Listed records.
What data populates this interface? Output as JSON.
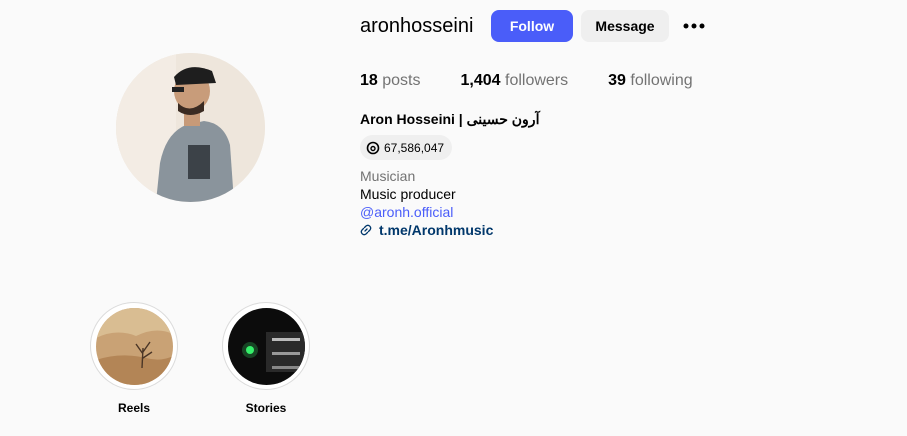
{
  "profile": {
    "username": "aronhosseini",
    "follow_label": "Follow",
    "message_label": "Message",
    "more_icon": "more-horizontal-icon",
    "stats": {
      "posts_count": "18",
      "posts_label": "posts",
      "followers_count": "1,404",
      "followers_label": "followers",
      "following_count": "39",
      "following_label": "following"
    },
    "full_name": "Aron Hosseini | آرون حسینی",
    "threads_count": "67,586,047",
    "category": "Musician",
    "bio": "Music producer",
    "mention": "@aronh.official",
    "link": "t.me/Aronhmusic"
  },
  "highlights": [
    {
      "label": "Reels"
    },
    {
      "label": "Stories"
    }
  ],
  "colors": {
    "accent": "#4a5df9",
    "link": "#00376b",
    "muted": "#737373",
    "button_bg": "#efefef"
  }
}
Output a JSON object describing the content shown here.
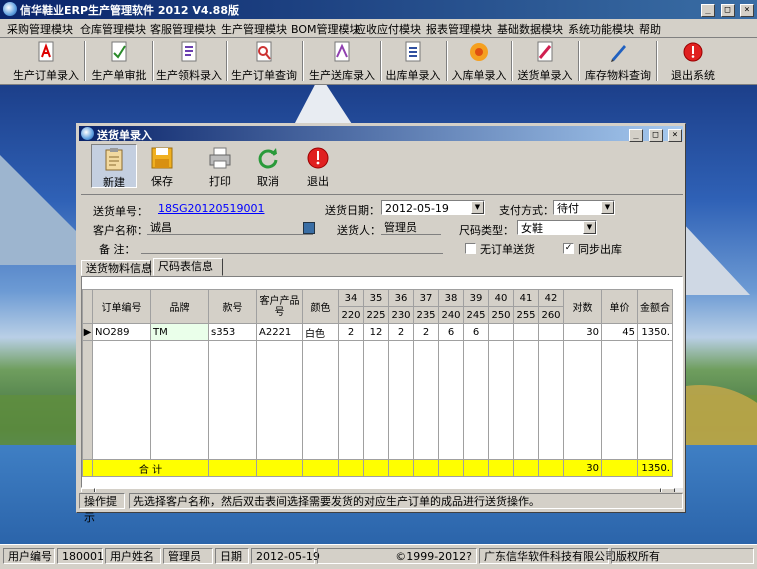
{
  "app": {
    "title": "信华鞋业ERP生产管理软件  2012  V4.88版",
    "window_buttons": [
      "_",
      "□",
      "×"
    ]
  },
  "menu": [
    "采购管理模块",
    "仓库管理模块",
    "客服管理模块",
    "生产管理模块",
    "BOM管理模块",
    "应收应付模块",
    "报表管理模块",
    "基础数据模块",
    "系统功能模块",
    "帮助"
  ],
  "toolbar": [
    {
      "label": "生产订单录入",
      "icon": "pdf-document-icon"
    },
    {
      "label": "生产单审批",
      "icon": "approve-document-icon"
    },
    {
      "label": "生产领料录入",
      "icon": "material-document-icon"
    },
    {
      "label": "生产订单查询",
      "icon": "search-document-icon"
    },
    {
      "label": "生产送库录入",
      "icon": "delivery-document-icon"
    },
    {
      "label": "出库单录入",
      "icon": "outbound-document-icon"
    },
    {
      "label": "入库单录入",
      "icon": "inbound-flower-icon"
    },
    {
      "label": "送货单录入",
      "icon": "shipping-document-icon"
    },
    {
      "label": "库存物料查询",
      "icon": "pen-icon"
    },
    {
      "label": "退出系统",
      "icon": "exit-icon"
    }
  ],
  "dialog": {
    "title": "送货单录入",
    "window_buttons": [
      "_",
      "□",
      "×"
    ],
    "toolbar": [
      {
        "label": "新建",
        "icon": "new-clipboard-icon"
      },
      {
        "label": "保存",
        "icon": "save-floppy-icon"
      },
      {
        "label": "打印",
        "icon": "printer-icon"
      },
      {
        "label": "取消",
        "icon": "cancel-refresh-icon"
      },
      {
        "label": "退出",
        "icon": "exit-icon"
      }
    ],
    "form": {
      "delivery_no_label": "送货单号：",
      "delivery_no": "18SG20120519001",
      "delivery_date_label": "送货日期：",
      "delivery_date": "2012-05-19",
      "payment_label": "支付方式：",
      "payment": "待付",
      "customer_label": "客户名称：",
      "customer": "诚昌",
      "deliverer_label": "送货人：",
      "deliverer": "管理员",
      "size_type_label": "尺码类型：",
      "size_type": "女鞋",
      "remark_label": "备 注：",
      "remark": "",
      "no_order_label": "无订单送货",
      "no_order_checked": false,
      "sync_out_label": "同步出库",
      "sync_out_checked": true
    },
    "tabs": [
      "送货物料信息",
      "尺码表信息"
    ],
    "grid": {
      "headers": [
        "订单编号",
        "品牌",
        "款号",
        "客户产品号",
        "颜色"
      ],
      "size_top": [
        "34",
        "35",
        "36",
        "37",
        "38",
        "39",
        "40",
        "41",
        "42"
      ],
      "size_bottom": [
        "220",
        "225",
        "230",
        "235",
        "240",
        "245",
        "250",
        "255",
        "260"
      ],
      "tail_headers": [
        "对数",
        "单价",
        "金额合"
      ],
      "row": {
        "order_no": "NO289",
        "brand": "TM",
        "style": "s353",
        "cust_product": "A2221",
        "color": "白色",
        "sizes": [
          "2",
          "12",
          "2",
          "2",
          "6",
          "6",
          "",
          "",
          ""
        ],
        "pairs": "30",
        "price": "45",
        "amount": "1350."
      },
      "total": {
        "label": "合 计",
        "pairs": "30",
        "amount": "1350."
      }
    },
    "hint_label": "操作提示",
    "hint_text": "先选择客户名称，然后双击表间选择需要发货的对应生产订单的成品进行送货操作。"
  },
  "status": {
    "user_no_label": "用户编号",
    "user_no": "180001",
    "user_name_label": "用户姓名",
    "user_name": "管理员",
    "date_label": "日期",
    "date": "2012-05-19",
    "copyright": "©1999-2012?",
    "company": "广东信华软件科技有限公司",
    "rights": "版权所有"
  }
}
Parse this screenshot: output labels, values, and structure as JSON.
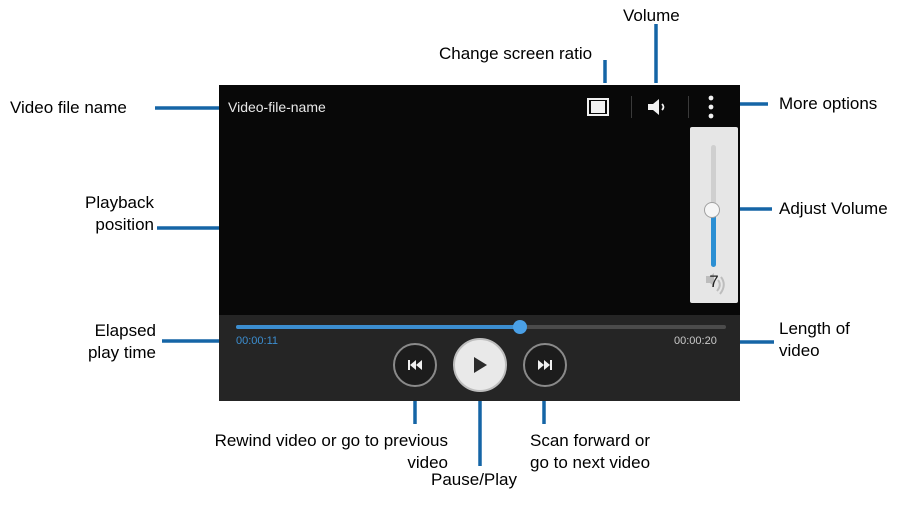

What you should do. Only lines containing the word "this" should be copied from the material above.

Answer section.
What data populates this interface? Output as JSON.
Parse this screenshot: output labels, values, and structure as JSON.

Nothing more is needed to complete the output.